Sleep would not come. Not on the bed. Nor in the chair. Or on the couch. Each night, I lay awake.
Days passed slowly.
I would sit for hours at my writing table, blank sheets of paper laid out before me, pen in hand. No words came.
My body ached after only a few minutes in any position. Comfort could not be found anywhere and the fatigue was overwhelming at times.
Simply breathing was a chore, even when sitting quietly.
I cannot go on another day in this way!
Twinges of pain would pass through my abdomen, the surface becoming rock hard for a few seconds.
Hello, mamma! I am here, still, waiting…
Anxiously I paced. Up and down the dirt road, around the kitchen.
I read the Biblical story of Samuel’s mother over and over, searching for clues in her dedication and making my own bargains with God.
Each passing day made me more frantic. I could not feel contrite. I could not wish away my time with Nathaniel. I cherished every single moment. No shame.
I was all the more damned.
I will attend church with him every Sunday, rain or shine. I give my word. I will encourage him to join the priesthood. Just let me keep him. Please.
At the same time that I made my bargains there was an unspoken sense of the inconvenience that a deity presented.
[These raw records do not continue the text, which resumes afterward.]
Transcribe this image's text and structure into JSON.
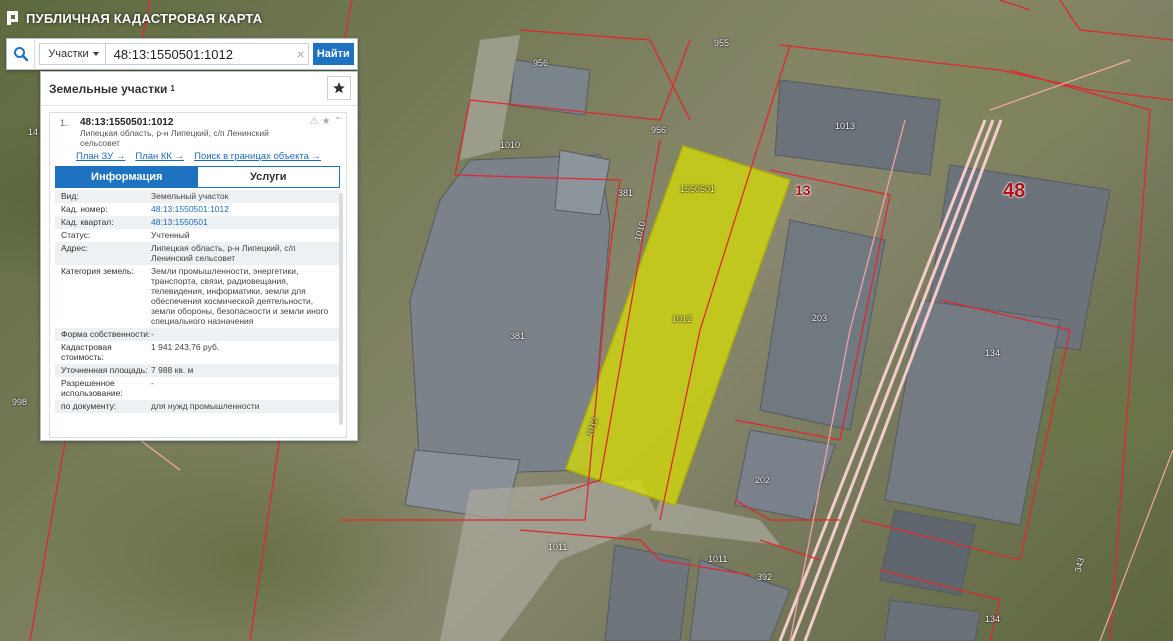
{
  "app": {
    "title": "ПУБЛИЧНАЯ КАДАСТРОВАЯ КАРТА",
    "logo_icon": "map-logo-icon"
  },
  "search": {
    "type_label": "Участки",
    "query": "48:13:1550501:1012",
    "find_label": "Найти"
  },
  "panel": {
    "title": "Земельные участки",
    "count": "1",
    "result": {
      "index": "1.",
      "cad_number": "48:13:1550501:1012",
      "address": "Липецкая область, р-н Липецкий, с/п Ленинский сельсовет",
      "links": [
        "План ЗУ →",
        "План КК →",
        "Поиск в границах объекта →"
      ],
      "tabs": {
        "info": "Информация",
        "services": "Услуги"
      },
      "rows": [
        {
          "key": "Вид:",
          "value": "Земельный участок"
        },
        {
          "key": "Кад. номер:",
          "value": "48:13:1550501:1012"
        },
        {
          "key": "Кад. квартал:",
          "value": "48:13:1550501"
        },
        {
          "key": "Статус:",
          "value": "Учтенный"
        },
        {
          "key": "Адрес:",
          "value": "Липецкая область, р-н Липецкий, с/п Ленинский сельсовет"
        },
        {
          "key": "Категория земель:",
          "value": "Земли промышленности, энергетики, транспорта, связи, радиовещания, телевидения, информатики, земли для обеспечения космической деятельности, земли обороны, безопасности и земли иного специального назначения"
        },
        {
          "key": "Форма собственности:",
          "value": "-"
        },
        {
          "key": "Кадастровая стоимость:",
          "value": "1 941 243,76 руб."
        },
        {
          "key": "Уточненная площадь:",
          "value": "7 988 кв. м"
        },
        {
          "key": "Разрешенное использование:",
          "value": "-"
        },
        {
          "key": "по документу:",
          "value": "для нужд промышленности"
        }
      ]
    }
  },
  "map": {
    "parcel_labels": [
      "955",
      "956",
      "956",
      "1010",
      "1013",
      "381",
      "381",
      "1550501",
      "1012",
      "1012",
      "1010",
      "203",
      "134",
      "202",
      "1011",
      "1011",
      "392",
      "134",
      "998",
      "14",
      "343"
    ],
    "quarter_labels": [
      "13",
      "48"
    ],
    "highlight_color": "#d8e000",
    "boundary_color": "#e0282e"
  }
}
This God was the reason I had to bargain in the first place. God had made laws. I had broken them. Hence Levi’s death and my own suffering. Now here I stood, swollen and uncomfortable, pleading for mercy. Mercy I would not have to ask for if this God did not exist.
This God who killed my first baby.
My heart wished silently for God to be dead, but I would not allow my mind to complete the thought lest it be heard by eternal ears and ruin my chances at happiness.
At the edge of town I had rented this small cottage. Nondescript, soft gray stone. A modest garden that would be alive with color come spring. It was already furnished with musty linens and worn upholstery. It would make a reasonable home.
There was a midwife. She was a middle aged woman who dressed plainly. Her dark hair was streaked with large swaths of silver and she was missing a fair number of teeth when she grinned. The syncopation of her smile served to undermine confidence on some level but she was well respected by the local villagers and I resolved to trust her.
“This baby is my one tie to my late husband. If I lose the baby, I lose him.” I explained over a cup of tea that I had been recently widowed and had come here searching for a fresh start.
“Bless you, child!” She patted my arm, tears showing on her careworn cheeks. She shook her head. “God will bless you, I know it.”
“Thank you.” I patted her arm back solemnly, nodding, hoping that she was right. The baby shifted. The movement was reassuring.
A maid and a cook were found. Both young. Sisters, in fact. They were silly girls who had not yet been jaded by the realities of their existence. Slim and lithe and full of joy, their mousy brown hair was generally unkempt and their aprons frayed, but they were hard workers and their laughter brought light to an otherwise dismal existence.
The dark wooden crib sat in the floor by the fire. Each night I held the christening gown in my lap that I had bought for Levi those years ago. A blanket I had purchased in London lay folded in the crib, waiting. The silver rattle glowed in the light of the fire in the grate.
A name. I needed a name for him.
The time was coming. Soon.